● **Data entries**:

-.-.-

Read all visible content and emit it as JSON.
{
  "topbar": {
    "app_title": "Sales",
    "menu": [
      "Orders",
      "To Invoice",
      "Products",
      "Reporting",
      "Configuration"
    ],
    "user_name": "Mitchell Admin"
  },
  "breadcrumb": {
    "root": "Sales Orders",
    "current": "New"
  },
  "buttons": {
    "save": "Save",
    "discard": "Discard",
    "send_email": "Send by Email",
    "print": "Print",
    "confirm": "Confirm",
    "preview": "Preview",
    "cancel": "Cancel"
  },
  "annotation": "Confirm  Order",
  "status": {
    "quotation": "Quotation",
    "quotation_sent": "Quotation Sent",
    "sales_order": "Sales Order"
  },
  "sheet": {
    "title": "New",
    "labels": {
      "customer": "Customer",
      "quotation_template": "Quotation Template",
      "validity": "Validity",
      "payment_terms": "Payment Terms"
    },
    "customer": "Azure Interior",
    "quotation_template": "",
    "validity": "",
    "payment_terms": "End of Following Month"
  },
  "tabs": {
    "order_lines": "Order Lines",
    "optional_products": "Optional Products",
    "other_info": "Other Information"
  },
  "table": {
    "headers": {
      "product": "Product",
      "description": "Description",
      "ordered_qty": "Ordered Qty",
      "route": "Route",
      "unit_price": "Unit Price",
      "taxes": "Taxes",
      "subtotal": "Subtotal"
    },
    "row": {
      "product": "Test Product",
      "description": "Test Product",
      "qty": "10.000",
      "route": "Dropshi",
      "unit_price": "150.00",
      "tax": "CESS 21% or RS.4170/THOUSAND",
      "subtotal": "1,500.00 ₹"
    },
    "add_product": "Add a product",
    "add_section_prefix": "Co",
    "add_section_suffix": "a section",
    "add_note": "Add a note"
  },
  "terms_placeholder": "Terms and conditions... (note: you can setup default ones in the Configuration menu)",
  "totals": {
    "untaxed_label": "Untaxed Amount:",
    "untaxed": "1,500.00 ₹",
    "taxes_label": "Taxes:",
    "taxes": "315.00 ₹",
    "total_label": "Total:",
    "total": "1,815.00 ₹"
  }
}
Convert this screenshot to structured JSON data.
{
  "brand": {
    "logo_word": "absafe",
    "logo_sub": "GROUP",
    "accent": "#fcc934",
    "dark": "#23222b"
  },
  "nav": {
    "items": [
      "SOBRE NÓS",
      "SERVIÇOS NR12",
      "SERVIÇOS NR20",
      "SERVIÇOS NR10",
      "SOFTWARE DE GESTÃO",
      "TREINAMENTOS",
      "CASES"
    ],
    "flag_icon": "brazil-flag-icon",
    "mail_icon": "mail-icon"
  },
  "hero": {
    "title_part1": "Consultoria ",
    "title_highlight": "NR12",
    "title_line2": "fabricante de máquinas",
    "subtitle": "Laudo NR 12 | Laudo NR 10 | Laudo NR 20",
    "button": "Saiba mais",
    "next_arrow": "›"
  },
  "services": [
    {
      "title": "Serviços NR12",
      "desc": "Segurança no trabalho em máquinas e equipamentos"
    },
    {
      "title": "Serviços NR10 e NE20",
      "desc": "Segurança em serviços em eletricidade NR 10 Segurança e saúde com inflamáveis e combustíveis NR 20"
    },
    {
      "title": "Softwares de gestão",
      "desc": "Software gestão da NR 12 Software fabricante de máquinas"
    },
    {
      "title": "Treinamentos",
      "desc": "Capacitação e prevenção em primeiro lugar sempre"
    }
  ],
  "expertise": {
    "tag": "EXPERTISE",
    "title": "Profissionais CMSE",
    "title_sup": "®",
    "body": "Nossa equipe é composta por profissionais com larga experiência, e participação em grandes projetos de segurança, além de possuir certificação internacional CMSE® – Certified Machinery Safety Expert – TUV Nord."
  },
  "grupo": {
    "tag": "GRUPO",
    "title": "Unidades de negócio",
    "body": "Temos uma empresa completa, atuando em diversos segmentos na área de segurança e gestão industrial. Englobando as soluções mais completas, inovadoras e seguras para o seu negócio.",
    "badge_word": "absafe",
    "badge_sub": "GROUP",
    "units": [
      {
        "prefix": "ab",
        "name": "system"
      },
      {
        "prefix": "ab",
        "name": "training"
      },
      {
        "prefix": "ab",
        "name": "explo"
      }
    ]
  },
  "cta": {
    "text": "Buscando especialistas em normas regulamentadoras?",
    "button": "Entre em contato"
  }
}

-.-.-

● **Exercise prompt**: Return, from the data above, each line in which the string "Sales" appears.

● **The completed task**:
    "app_title": "Sales",
    "root": "Sales Orders",
    "sales_order": "Sales Order"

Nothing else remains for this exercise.